#### TASK
In the listing below, locate the lines that hold "load" and copy them.
START DATA FOR THIS EXERCISE
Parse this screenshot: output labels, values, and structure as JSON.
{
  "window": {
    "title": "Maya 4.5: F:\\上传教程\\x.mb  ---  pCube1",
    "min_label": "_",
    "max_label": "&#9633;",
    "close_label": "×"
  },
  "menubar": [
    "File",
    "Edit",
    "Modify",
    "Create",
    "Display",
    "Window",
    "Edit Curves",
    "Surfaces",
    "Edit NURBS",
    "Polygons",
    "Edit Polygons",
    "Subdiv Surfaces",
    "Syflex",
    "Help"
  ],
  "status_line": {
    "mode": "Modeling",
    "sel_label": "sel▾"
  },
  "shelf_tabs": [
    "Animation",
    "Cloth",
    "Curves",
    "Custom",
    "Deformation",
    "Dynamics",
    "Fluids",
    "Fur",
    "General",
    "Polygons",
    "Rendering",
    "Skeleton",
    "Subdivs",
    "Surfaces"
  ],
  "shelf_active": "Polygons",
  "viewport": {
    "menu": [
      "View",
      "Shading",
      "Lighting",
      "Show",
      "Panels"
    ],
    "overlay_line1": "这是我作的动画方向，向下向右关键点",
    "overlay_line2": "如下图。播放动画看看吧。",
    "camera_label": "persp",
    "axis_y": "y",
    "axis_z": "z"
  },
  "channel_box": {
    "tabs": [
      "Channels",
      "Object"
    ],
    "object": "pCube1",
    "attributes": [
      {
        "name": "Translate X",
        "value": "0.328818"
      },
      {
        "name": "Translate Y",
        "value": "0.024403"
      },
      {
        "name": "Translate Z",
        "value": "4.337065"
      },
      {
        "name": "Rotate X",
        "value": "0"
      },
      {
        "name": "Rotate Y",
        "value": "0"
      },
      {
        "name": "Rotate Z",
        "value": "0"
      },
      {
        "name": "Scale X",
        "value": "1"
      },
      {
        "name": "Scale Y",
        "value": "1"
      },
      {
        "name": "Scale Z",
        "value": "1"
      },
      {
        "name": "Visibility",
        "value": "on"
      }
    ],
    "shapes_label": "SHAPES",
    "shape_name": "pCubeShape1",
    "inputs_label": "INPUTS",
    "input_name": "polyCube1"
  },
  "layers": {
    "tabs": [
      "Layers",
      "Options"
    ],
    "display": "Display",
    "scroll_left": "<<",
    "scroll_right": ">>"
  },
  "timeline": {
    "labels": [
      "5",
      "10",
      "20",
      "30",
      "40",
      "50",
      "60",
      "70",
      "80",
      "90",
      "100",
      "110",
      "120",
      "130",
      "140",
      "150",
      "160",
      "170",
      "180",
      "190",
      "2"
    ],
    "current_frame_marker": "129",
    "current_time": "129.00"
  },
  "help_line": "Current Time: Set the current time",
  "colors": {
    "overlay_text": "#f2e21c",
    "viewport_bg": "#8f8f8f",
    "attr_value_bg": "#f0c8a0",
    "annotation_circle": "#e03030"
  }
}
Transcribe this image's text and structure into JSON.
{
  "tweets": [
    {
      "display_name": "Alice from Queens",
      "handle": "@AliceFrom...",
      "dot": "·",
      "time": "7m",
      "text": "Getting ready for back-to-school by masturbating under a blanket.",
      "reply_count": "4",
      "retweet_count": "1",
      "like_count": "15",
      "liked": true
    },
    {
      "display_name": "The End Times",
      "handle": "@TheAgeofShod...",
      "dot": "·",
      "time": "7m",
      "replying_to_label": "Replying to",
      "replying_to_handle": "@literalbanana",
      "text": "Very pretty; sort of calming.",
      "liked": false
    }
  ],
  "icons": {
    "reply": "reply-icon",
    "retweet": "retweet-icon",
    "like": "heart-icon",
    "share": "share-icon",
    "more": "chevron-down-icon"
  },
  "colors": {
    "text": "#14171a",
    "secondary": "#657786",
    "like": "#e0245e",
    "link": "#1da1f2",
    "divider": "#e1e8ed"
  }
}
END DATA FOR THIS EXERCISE
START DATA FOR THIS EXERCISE
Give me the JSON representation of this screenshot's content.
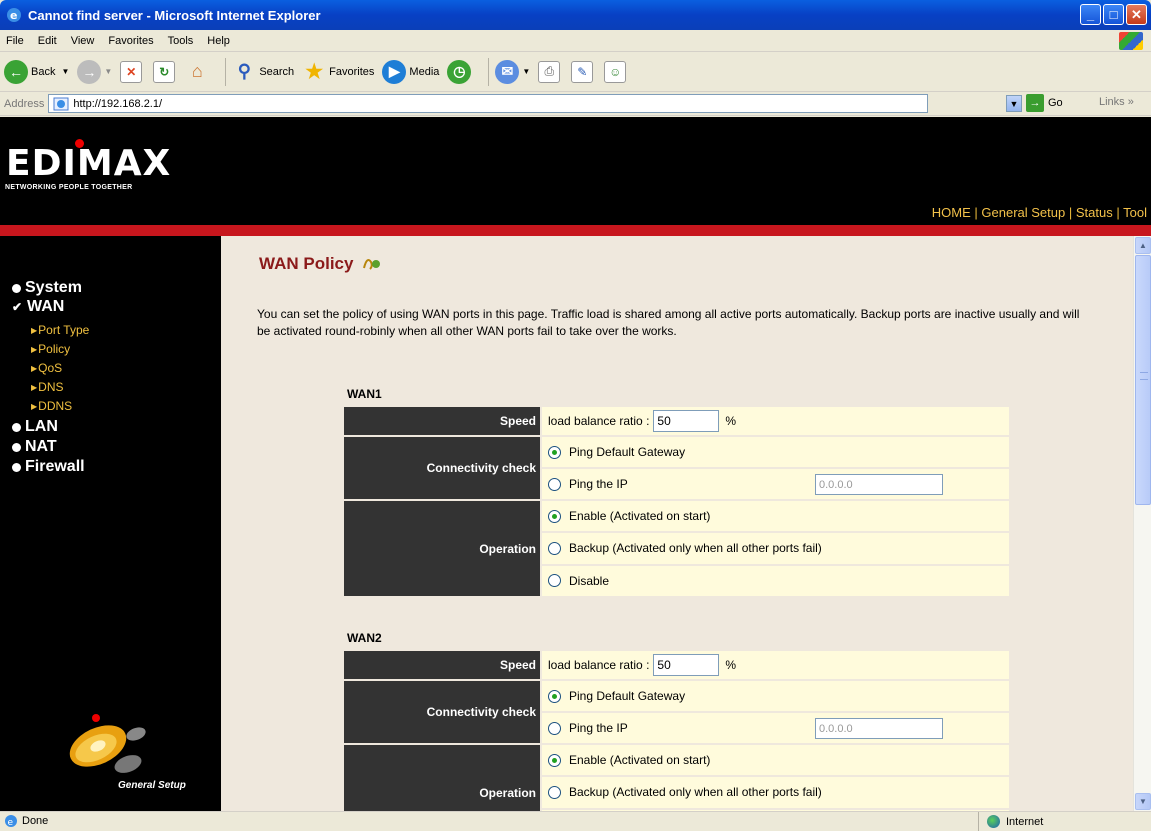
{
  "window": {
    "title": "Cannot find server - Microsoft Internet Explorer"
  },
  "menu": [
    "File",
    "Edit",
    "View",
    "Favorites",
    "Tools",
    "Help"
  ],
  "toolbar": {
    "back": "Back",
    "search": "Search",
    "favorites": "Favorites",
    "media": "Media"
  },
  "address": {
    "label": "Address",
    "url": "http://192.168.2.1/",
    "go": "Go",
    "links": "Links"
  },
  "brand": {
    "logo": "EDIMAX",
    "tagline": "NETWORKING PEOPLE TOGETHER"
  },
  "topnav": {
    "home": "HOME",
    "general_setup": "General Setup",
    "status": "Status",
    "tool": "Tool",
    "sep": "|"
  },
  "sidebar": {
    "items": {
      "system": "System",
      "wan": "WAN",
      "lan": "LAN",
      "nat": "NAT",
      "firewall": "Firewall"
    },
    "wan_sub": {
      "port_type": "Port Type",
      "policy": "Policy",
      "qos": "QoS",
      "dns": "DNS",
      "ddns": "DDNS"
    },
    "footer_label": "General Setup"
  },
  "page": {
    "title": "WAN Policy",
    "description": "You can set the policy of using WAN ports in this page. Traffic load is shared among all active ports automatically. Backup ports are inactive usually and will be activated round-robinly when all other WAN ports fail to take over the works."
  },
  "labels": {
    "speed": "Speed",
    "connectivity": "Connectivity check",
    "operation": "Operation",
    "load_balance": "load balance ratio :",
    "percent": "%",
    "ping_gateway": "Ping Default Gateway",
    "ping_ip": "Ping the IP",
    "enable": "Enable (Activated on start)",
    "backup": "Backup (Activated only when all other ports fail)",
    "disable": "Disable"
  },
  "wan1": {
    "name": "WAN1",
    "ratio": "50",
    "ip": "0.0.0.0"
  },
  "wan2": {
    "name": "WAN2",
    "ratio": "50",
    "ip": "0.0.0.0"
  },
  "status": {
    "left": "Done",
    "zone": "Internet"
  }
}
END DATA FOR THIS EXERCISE
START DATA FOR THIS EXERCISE
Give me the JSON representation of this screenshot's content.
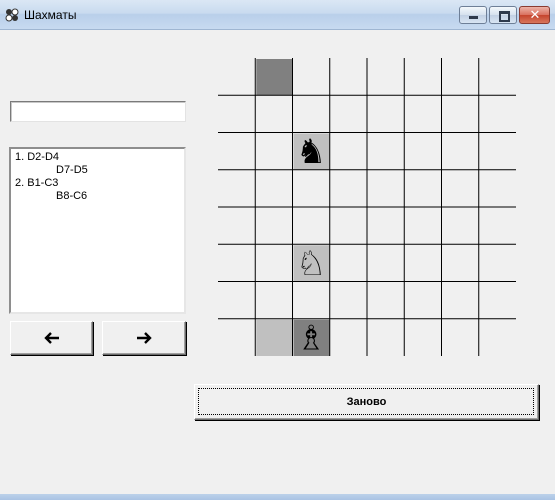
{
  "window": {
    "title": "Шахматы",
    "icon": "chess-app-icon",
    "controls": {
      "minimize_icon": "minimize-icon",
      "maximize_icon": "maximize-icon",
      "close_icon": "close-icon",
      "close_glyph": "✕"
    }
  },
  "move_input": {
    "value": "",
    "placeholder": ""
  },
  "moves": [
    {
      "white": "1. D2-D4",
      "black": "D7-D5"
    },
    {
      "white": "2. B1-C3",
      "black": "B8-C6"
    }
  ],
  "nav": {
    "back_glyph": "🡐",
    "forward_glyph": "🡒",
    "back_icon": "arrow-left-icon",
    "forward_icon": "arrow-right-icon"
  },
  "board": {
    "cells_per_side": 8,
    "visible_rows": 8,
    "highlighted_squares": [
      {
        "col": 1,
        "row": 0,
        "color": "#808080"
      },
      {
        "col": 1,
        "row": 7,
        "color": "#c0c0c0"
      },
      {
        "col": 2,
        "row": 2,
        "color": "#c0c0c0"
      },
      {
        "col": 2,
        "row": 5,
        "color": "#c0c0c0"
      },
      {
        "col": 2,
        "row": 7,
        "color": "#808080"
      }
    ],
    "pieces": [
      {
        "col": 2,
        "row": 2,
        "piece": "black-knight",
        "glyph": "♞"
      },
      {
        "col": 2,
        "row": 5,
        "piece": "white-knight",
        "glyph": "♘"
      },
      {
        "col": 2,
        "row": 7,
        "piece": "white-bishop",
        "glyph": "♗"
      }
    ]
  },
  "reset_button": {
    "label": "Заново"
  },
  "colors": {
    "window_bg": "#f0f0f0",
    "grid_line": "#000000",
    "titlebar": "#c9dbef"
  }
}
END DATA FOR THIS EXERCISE
#### WRITTEN RESPONSE
    "description": "You can set the policy of using WAN ports in this page. Traffic load is shared among all active ports automatically. Backup ports are inactive usually and will be activated round-robinly when all other WAN ports fail to take over the works."
    "load_balance": "load balance ratio :",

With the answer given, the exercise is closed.